c) Light on Jesus’ attitude:
* Jesus’ style in proclaiming the good news of the Reign
In his manner of proclaiming the good news of the Reign, Jesus reveals a great
passion for the Father and for the humiliated people. Unlike the doctors
of his time, Jesus proclaims the good news of God wherever he meets people
who will listen to him. In synagogues during the celebration of the
Word (Mt 4: 23). In the homes of friends (Mt 13: 36). When walking
along the streets with his disciples (Mt 12: 1-8). On the seashore,
at the edge of the beach, sitting in a boat (Mt 13: 1-3). On the mountain,
where he proclaims the beatitudes (Mt 5: 1). In the squares of villages
and cities, where people bring their sick (Mt 14: 34-36). Even in the temple
in Jerusalem, at the time of pilgrimages (Mt 26: 55)! In Jesus, everything is
the revelation of that which animates his inner being! He not only proclaims
the good news of the Reign, he is living proof of the Reign. In him we see
what happens when someone allows God to reign and take possession
of his/her life.
* The Divine Wisdom’s invitation to all who seek it
Jesus invites all those who suffer under the burden of life to find rest and
comfort in him (Mt 11: 25-30). This invitation echoes the beautiful words
of Isaiah who comforted the weary people in exile (Is 55: 1-3). This invitation
stands in correlation to Divine Wisdom, which calls people to itself (Sir

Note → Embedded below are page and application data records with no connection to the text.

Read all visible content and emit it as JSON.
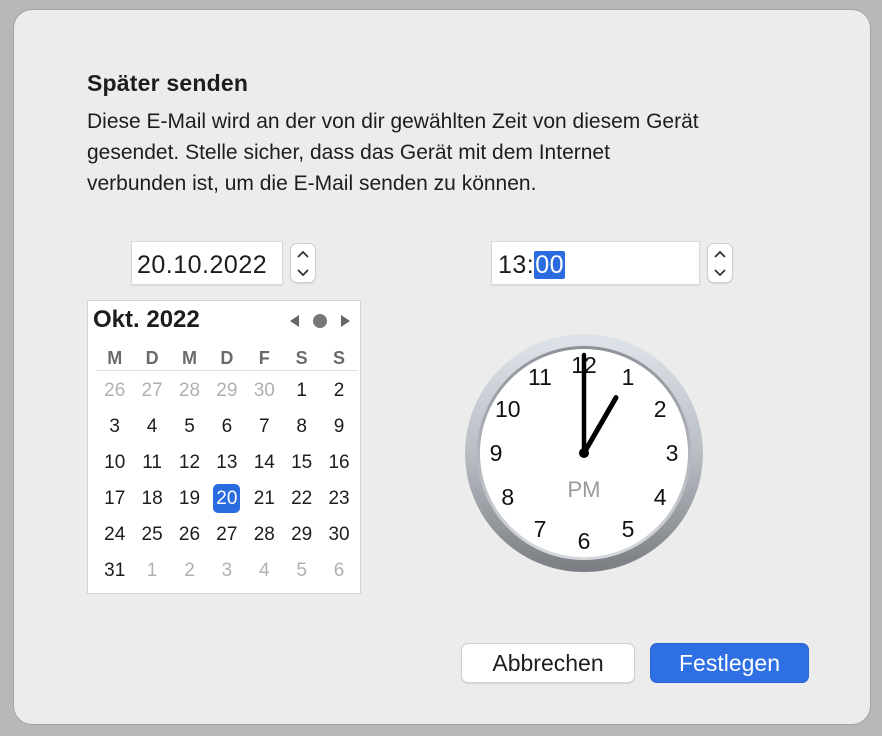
{
  "dialog": {
    "title": "Später senden",
    "description": "Diese E-Mail wird an der von dir gewählten Zeit von diesem Gerät gesendet. Stelle sicher, dass das Gerät mit dem Internet verbunden ist, um die E-Mail senden zu können."
  },
  "date_field": {
    "value": "20.10.2022"
  },
  "time_field": {
    "hours": "13:",
    "minutes": "00"
  },
  "calendar": {
    "month_label": "Okt. 2022",
    "weekdays": [
      "M",
      "D",
      "M",
      "D",
      "F",
      "S",
      "S"
    ],
    "weeks": [
      [
        {
          "d": "26",
          "o": true
        },
        {
          "d": "27",
          "o": true
        },
        {
          "d": "28",
          "o": true
        },
        {
          "d": "29",
          "o": true
        },
        {
          "d": "30",
          "o": true
        },
        {
          "d": "1"
        },
        {
          "d": "2"
        }
      ],
      [
        {
          "d": "3"
        },
        {
          "d": "4"
        },
        {
          "d": "5"
        },
        {
          "d": "6"
        },
        {
          "d": "7"
        },
        {
          "d": "8"
        },
        {
          "d": "9"
        }
      ],
      [
        {
          "d": "10"
        },
        {
          "d": "11"
        },
        {
          "d": "12"
        },
        {
          "d": "13"
        },
        {
          "d": "14"
        },
        {
          "d": "15"
        },
        {
          "d": "16"
        }
      ],
      [
        {
          "d": "17"
        },
        {
          "d": "18"
        },
        {
          "d": "19"
        },
        {
          "d": "20",
          "sel": true
        },
        {
          "d": "21"
        },
        {
          "d": "22"
        },
        {
          "d": "23"
        }
      ],
      [
        {
          "d": "24"
        },
        {
          "d": "25"
        },
        {
          "d": "26"
        },
        {
          "d": "27"
        },
        {
          "d": "28"
        },
        {
          "d": "29"
        },
        {
          "d": "30"
        }
      ],
      [
        {
          "d": "31"
        },
        {
          "d": "1",
          "o": true
        },
        {
          "d": "2",
          "o": true
        },
        {
          "d": "3",
          "o": true
        },
        {
          "d": "4",
          "o": true
        },
        {
          "d": "5",
          "o": true
        },
        {
          "d": "6",
          "o": true
        }
      ]
    ],
    "nav_icons": [
      "triangle-left-icon",
      "dot-icon",
      "triangle-right-icon"
    ]
  },
  "clock": {
    "numbers": [
      "12",
      "1",
      "2",
      "3",
      "4",
      "5",
      "6",
      "7",
      "8",
      "9",
      "10",
      "11"
    ],
    "period": "PM",
    "hour": 13,
    "minute": 0
  },
  "buttons": {
    "cancel": "Abbrechen",
    "confirm": "Festlegen"
  },
  "colors": {
    "accent": "#2f6fe4",
    "selection": "#2a6be0"
  }
}
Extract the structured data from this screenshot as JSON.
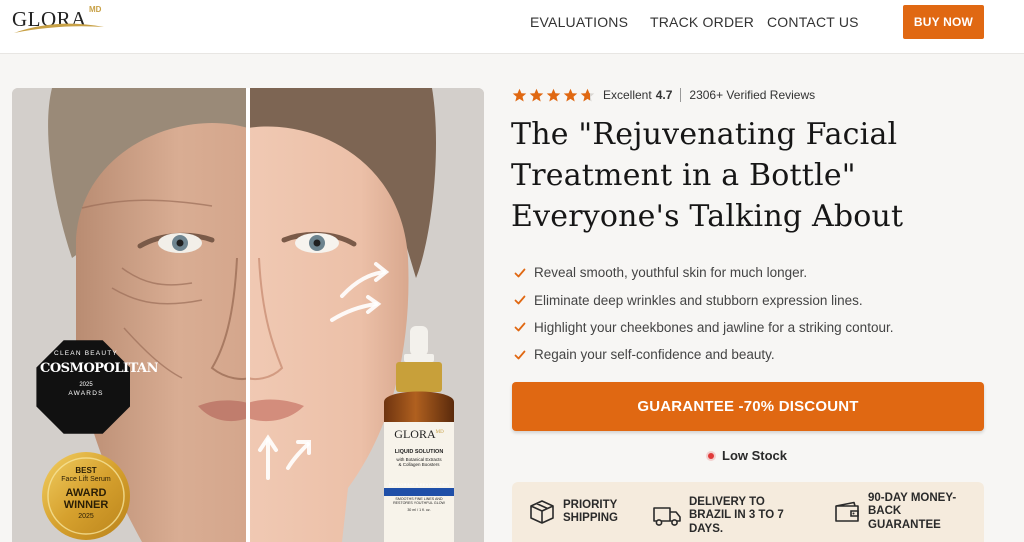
{
  "brand": {
    "logo_text": "GLORA",
    "logo_superscript": "MD",
    "accent": "#e06812",
    "gold": "#c8a146"
  },
  "nav": {
    "evaluations": "EVALUATIONS",
    "track_order": "TRACK ORDER",
    "contact_us": "CONTACT US",
    "buy_now": "BUY NOW"
  },
  "hero": {
    "badge_top": "CLEAN BEAUTY",
    "badge_brand": "COSMOPOLITAN",
    "badge_year": "2025",
    "badge_bottom": "AWARDS",
    "award_best": "BEST",
    "award_category": "Face Lift Serum",
    "award_title_1": "AWARD",
    "award_title_2": "WINNER",
    "award_year": "2025",
    "bottle_brand": "GLORA",
    "bottle_brand_sup": "MD",
    "bottle_line1": "LIQUID SOLUTION",
    "bottle_line2": "with Botanical Extracts",
    "bottle_line3": "& Collagen Boosters",
    "bottle_band": "RESTORING & REVITALIZING",
    "bottle_small1": "SMOOTHS FINE LINES AND",
    "bottle_small2": "RESTORES YOUTHFUL GLOW",
    "bottle_volume": "30 ml / 1 fl. oz."
  },
  "rating": {
    "stars": 4.7,
    "label": "Excellent",
    "score": "4.7",
    "reviews": "2306+ Verified Reviews"
  },
  "headline": {
    "line1": "The \"Rejuvenating Facial",
    "line2": "Treatment in a Bottle\"",
    "line3": "Everyone's Talking About"
  },
  "benefits": [
    "Reveal smooth, youthful skin for much longer.",
    "Eliminate deep wrinkles and stubborn expression lines.",
    "Highlight your cheekbones and jawline for a striking contour.",
    "Regain your self-confidence and beauty."
  ],
  "cta": {
    "label": "GUARANTEE -70% DISCOUNT"
  },
  "stock": {
    "label": "Low Stock"
  },
  "features": [
    {
      "icon": "package-icon",
      "label": "PRIORITY SHIPPING"
    },
    {
      "icon": "delivery-truck-icon",
      "label": "DELIVERY TO BRAZIL IN 3 TO 7 DAYS."
    },
    {
      "icon": "wallet-icon",
      "label": "90-DAY MONEY-BACK GUARANTEE"
    }
  ]
}
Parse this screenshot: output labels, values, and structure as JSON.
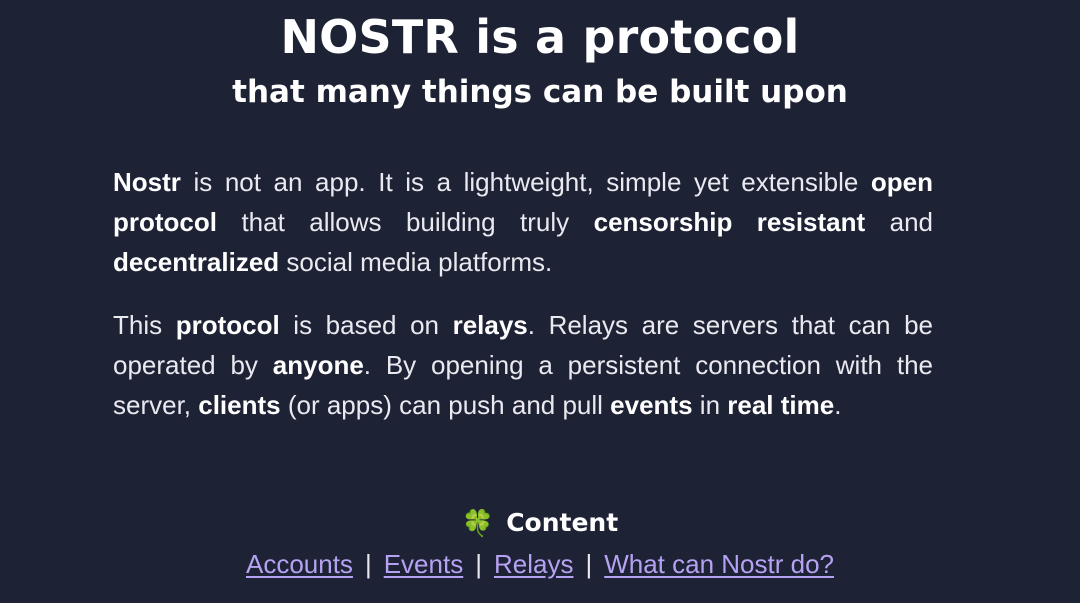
{
  "hero": {
    "title": "NOSTR is a protocol",
    "subtitle": "that many things can be built upon"
  },
  "intro": {
    "p1": {
      "s1": "Nostr",
      "t1": " is not an app. It is a lightweight, simple yet extensible ",
      "s2": "open protocol",
      "t2": " that allows building truly ",
      "s3": "censorship resistant",
      "t3": " and ",
      "s4": "decentralized",
      "t4": " social media platforms."
    },
    "p2": {
      "t1": "This ",
      "s1": "protocol",
      "t2": " is based on ",
      "s2": "relays",
      "t3": ". Relays are servers that can be operated by ",
      "s3": "anyone",
      "t4": ". By opening a persistent connection with the server, ",
      "s4": "clients",
      "t5": " (or apps) can push and pull ",
      "s5": "events",
      "t6": " in ",
      "s6": "real time",
      "t7": "."
    }
  },
  "content": {
    "icon": "four-leaf-clover-icon",
    "icon_glyph": "🍀",
    "icon_color": "#1fb85a",
    "heading": "Content",
    "separator": "|",
    "links": [
      "Accounts",
      "Events",
      "Relays",
      "What can Nostr do?"
    ]
  },
  "colors": {
    "background": "#1e2235",
    "text": "#e9e9ef",
    "link": "#b6a2f2"
  }
}
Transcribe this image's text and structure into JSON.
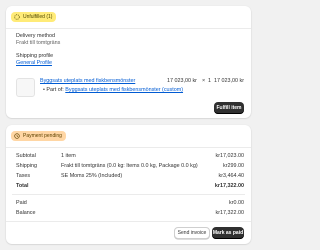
{
  "fulfillment": {
    "badge": "Unfulfilled (1)",
    "delivery_method_label": "Delivery method",
    "delivery_method_value": "Frakt till tomtgräns",
    "shipping_profile_label": "Shipping profile",
    "shipping_profile_value": "General Profile",
    "line_item": {
      "title": "Byggsats uteplats med fiskbensmönster",
      "price": "17 023,00 kr",
      "multiply": "×",
      "quantity": "1",
      "total": "17 023,00 kr",
      "part_of_prefix": "Part of:",
      "part_of_link": "Byggsats uteplats med fiskbensmönster (custom)"
    },
    "fulfill_button": "Fulfill item"
  },
  "payment": {
    "badge": "Payment pending",
    "rows": [
      {
        "label": "Subtotal",
        "detail": "1 item",
        "amount": "kr17,023.00"
      },
      {
        "label": "Shipping",
        "detail": "Frakt till tomtgräns (0.0 kg: Items 0.0 kg, Package 0.0 kg)",
        "amount": "kr299.00"
      },
      {
        "label": "Taxes",
        "detail": "SE Moms 25% (Included)",
        "amount": "kr3,464.40"
      },
      {
        "label": "Total",
        "detail": "",
        "amount": "kr17,322.00"
      }
    ],
    "paid_label": "Paid",
    "paid_amount": "kr0.00",
    "balance_label": "Balance",
    "balance_amount": "kr17,322.00",
    "send_invoice_button": "Send invoice",
    "mark_as_paid_button": "Mark as paid"
  },
  "icons": {
    "unfulfilled": "unfulfilled-status-icon",
    "pending": "payment-pending-icon"
  },
  "colors": {
    "unfulfilled_badge": "#ffeb78",
    "pending_badge": "#ffd6a4",
    "link": "#005bd3",
    "primary_button": "#303030"
  }
}
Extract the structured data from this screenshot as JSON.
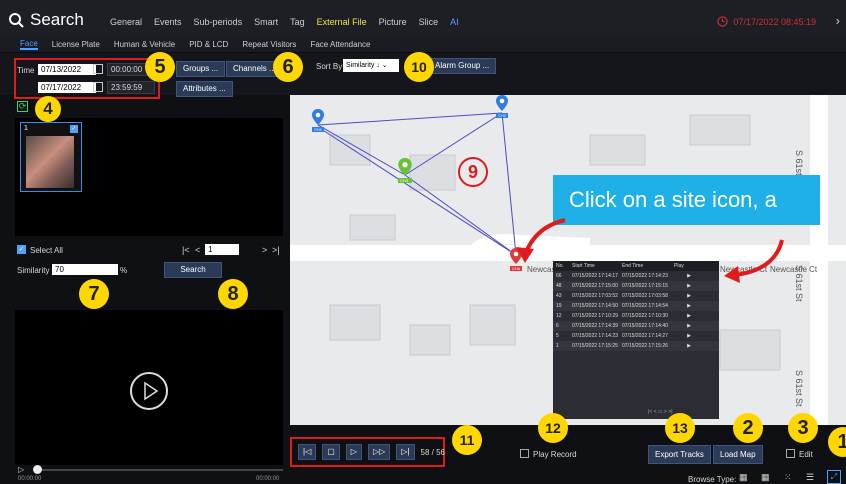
{
  "header": {
    "title": "Search",
    "tabs": [
      "General",
      "Events",
      "Sub-periods",
      "Smart",
      "Tag",
      "External File",
      "Picture",
      "Slice",
      "AI"
    ],
    "clock": "07/17/2022 08:45:19"
  },
  "subtabs": [
    "Face",
    "License Plate",
    "Human & Vehicle",
    "PID & LCD",
    "Repeat Visitors",
    "Face Attendance"
  ],
  "filters": {
    "time_label": "Time",
    "start_date": "07/13/2022",
    "start_time": "00:00:00",
    "end_date": "07/17/2022",
    "end_time": "23:59:59",
    "groups_label": "Groups ...",
    "channels_label": "Channels ...",
    "attributes_label": "Attributes ...",
    "sort_label": "Sort By",
    "sort_value": "Similarity ↓",
    "alarm_group_label": "Alarm Group ..."
  },
  "results": {
    "card_number": "1",
    "select_all": "Select All",
    "page": "1",
    "similarity_label": "Similarity",
    "similarity_value": "70",
    "percent": "%",
    "search_label": "Search"
  },
  "player": {
    "time_start": "00:00:00",
    "time_end": "00:00:00"
  },
  "map": {
    "streets": [
      "Newcastle Ct",
      "Newcastle Ct",
      "Newcastle Ct"
    ],
    "avenue": [
      "S 61st St",
      "S 61st St",
      "S 61st St"
    ],
    "pin_labels": [
      "CH1",
      "CH2",
      "CH3",
      "CH4"
    ],
    "callout": "Click on a site icon, a",
    "table_headers": [
      "No.",
      "Start Time",
      "End Time",
      "Play"
    ],
    "table_rows": [
      [
        "66",
        "07/15/2022 17:14:17",
        "07/15/2022 17:14:23"
      ],
      [
        "48",
        "07/15/2022 17:15:00",
        "07/15/2022 17:15:15"
      ],
      [
        "43",
        "07/15/2022 17:03:52",
        "07/15/2022 17:03:58"
      ],
      [
        "19",
        "07/15/2022 17:14:50",
        "07/15/2022 17:14:54"
      ],
      [
        "12",
        "07/15/2022 17:10:29",
        "07/15/2022 17:10:30"
      ],
      [
        "6",
        "07/15/2022 17:14:39",
        "07/15/2022 17:14:40"
      ],
      [
        "5",
        "07/15/2022 17:14:23",
        "07/15/2022 17:14:27"
      ],
      [
        "1",
        "07/15/2022 17:15:25",
        "07/15/2022 17:15:26"
      ]
    ]
  },
  "controls": {
    "track_count": "58 / 56",
    "play_record": "Play Record",
    "export_tracks": "Export Tracks",
    "load_map": "Load Map",
    "edit": "Edit",
    "browse_type": "Browse Type:"
  },
  "badges": [
    "1",
    "2",
    "3",
    "4",
    "5",
    "6",
    "7",
    "8",
    "9",
    "10",
    "11",
    "12",
    "13"
  ],
  "colors": {
    "accent": "#4fa3ff",
    "highlight": "#f3e04a",
    "annotation": "#e01b1b",
    "badge": "#ffd700",
    "callout": "#1fb0e8"
  }
}
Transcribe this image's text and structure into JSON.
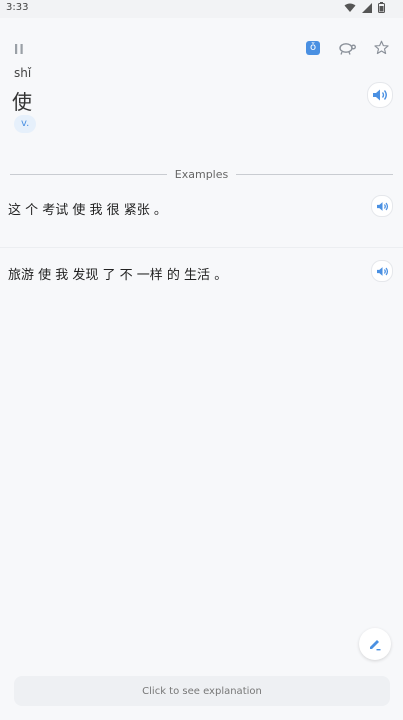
{
  "status_bar": {
    "time": "3:33",
    "icons": [
      "wifi-icon",
      "signal-icon",
      "battery-icon"
    ]
  },
  "toolbar": {
    "left_icon": "pause-icon",
    "right_icons": [
      "pinyin-toggle-icon",
      "turtle-slow-icon",
      "star-icon"
    ],
    "pinyin_toggle_glyph": "ǒ"
  },
  "word": {
    "pinyin": "shǐ",
    "hanzi": "使",
    "pos": "v."
  },
  "examples": {
    "label": "Examples",
    "items": [
      {
        "sentence": "这 个 考试 使 我 很 紧张 。"
      },
      {
        "sentence": "旅游 使 我 发现 了 不 一样 的 生活 。"
      }
    ]
  },
  "explanation": {
    "label": "Click to see explanation"
  },
  "colors": {
    "accent": "#4a90e2",
    "background": "#f7f8fa"
  }
}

24: 18-19), saying that "her ways are delightful ways, her paths all
lead to contentment" (Prov 3: 17). Again, Wisdom says, "Wisdom
brings up her own sons, and cares for those who seek her. Whoever loves her
loves life, those who wait on her early will be filled with happiness" (Si
4: 11-12). This invitation reveals a very important feminine aspect of God:
the gentleness and welcome that comforts, revitalises the person and makes
it feel well. Jesus is the comfort that God gives to a weary people!
6. Psalm 132
The prayer of the little ones
O Lord, my heart is not lifted up,
my eyes are not raised too high;
I do not occupy myself with things too
great and too marvellous for me.
But I have calmed and quieted my soul,
like a child quieted at its mother's breast;
like a child that is quieted is my soul.
O Israel, hope in the Lord from this
time forth and for evermore.
7. Final Prayer
Lord Jesus, we thank for the word that has enabled us to understand
better the will of the Father. May your Spirit enlighten our actions
and grant us the strength to practice that which your Word has revealed
to us. May we, like Mary, your mother, not only listen to but also
practise the Word. You who live and reign with the Father in the unity
of the Holy Spirit forever and ever. Amen.